▶ [EXERCISE OBJECTIVE] Line count for the string "Starting" in the records below: report that figure and nothing else.

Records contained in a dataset
____________

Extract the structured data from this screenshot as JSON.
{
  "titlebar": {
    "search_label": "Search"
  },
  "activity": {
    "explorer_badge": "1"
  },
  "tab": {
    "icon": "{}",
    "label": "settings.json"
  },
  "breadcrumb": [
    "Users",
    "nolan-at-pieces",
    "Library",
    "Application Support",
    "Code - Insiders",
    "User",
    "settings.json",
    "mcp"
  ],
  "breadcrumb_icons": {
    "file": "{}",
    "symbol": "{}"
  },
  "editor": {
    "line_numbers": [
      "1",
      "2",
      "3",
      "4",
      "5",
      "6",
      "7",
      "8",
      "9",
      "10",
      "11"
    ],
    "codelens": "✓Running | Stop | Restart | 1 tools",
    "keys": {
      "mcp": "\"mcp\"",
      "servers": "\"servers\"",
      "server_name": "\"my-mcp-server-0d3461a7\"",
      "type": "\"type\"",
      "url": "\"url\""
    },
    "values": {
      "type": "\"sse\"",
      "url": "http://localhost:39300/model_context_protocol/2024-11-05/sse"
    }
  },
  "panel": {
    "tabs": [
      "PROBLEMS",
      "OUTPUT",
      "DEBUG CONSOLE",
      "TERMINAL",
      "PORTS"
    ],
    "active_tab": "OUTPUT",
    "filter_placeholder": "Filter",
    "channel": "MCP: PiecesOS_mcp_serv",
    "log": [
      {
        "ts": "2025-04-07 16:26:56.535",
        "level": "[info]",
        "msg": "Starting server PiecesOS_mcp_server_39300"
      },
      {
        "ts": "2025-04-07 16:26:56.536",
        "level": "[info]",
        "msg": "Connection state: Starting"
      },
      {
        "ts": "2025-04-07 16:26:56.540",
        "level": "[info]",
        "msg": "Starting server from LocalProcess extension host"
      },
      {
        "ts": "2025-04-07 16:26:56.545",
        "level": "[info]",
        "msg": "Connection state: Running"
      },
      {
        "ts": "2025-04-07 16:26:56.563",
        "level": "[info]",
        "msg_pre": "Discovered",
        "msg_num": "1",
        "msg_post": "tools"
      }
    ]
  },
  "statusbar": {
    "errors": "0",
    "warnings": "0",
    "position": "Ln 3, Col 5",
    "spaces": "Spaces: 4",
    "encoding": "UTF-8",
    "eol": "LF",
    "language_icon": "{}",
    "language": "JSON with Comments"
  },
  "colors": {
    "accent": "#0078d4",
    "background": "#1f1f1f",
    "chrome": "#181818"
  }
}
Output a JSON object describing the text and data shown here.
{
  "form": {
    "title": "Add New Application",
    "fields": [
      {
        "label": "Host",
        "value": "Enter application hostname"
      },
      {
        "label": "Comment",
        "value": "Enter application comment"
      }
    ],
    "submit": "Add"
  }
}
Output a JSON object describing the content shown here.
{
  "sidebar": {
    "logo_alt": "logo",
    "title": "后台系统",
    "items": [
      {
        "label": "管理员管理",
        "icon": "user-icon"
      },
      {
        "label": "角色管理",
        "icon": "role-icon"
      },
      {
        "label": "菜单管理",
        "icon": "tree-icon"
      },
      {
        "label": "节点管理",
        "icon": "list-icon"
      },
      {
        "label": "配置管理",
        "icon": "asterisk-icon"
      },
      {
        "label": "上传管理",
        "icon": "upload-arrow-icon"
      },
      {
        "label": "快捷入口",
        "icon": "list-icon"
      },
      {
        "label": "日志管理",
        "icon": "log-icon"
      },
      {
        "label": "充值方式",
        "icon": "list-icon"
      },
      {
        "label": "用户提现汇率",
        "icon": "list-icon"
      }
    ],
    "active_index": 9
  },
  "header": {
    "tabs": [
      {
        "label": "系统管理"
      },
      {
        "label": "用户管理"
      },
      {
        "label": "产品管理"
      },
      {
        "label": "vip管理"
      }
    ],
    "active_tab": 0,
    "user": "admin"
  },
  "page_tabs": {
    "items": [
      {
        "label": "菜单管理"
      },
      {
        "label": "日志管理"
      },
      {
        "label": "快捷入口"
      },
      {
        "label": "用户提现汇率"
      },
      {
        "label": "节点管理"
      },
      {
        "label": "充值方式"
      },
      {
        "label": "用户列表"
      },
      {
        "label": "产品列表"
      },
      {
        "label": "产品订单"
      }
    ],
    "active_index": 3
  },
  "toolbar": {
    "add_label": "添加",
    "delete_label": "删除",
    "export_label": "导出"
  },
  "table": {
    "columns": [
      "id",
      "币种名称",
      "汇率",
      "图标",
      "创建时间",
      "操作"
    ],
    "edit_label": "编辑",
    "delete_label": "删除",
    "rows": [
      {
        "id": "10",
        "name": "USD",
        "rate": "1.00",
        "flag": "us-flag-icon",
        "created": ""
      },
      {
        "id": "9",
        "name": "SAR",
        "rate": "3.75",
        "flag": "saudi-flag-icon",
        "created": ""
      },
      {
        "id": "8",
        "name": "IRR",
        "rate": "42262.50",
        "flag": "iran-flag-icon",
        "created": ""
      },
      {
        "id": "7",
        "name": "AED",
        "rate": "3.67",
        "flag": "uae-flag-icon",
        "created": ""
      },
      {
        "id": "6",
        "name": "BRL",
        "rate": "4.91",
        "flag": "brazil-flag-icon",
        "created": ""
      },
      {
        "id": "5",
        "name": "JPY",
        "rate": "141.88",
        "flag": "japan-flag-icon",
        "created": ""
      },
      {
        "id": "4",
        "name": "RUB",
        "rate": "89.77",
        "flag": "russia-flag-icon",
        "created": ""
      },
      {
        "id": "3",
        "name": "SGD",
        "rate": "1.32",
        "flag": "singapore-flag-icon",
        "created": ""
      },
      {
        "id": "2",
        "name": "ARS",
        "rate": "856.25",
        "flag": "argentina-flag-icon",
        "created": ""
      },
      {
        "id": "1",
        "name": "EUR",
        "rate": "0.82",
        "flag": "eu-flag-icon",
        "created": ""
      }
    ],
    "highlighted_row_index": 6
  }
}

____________

▶ [RESPONSE TO THIS TASK] 3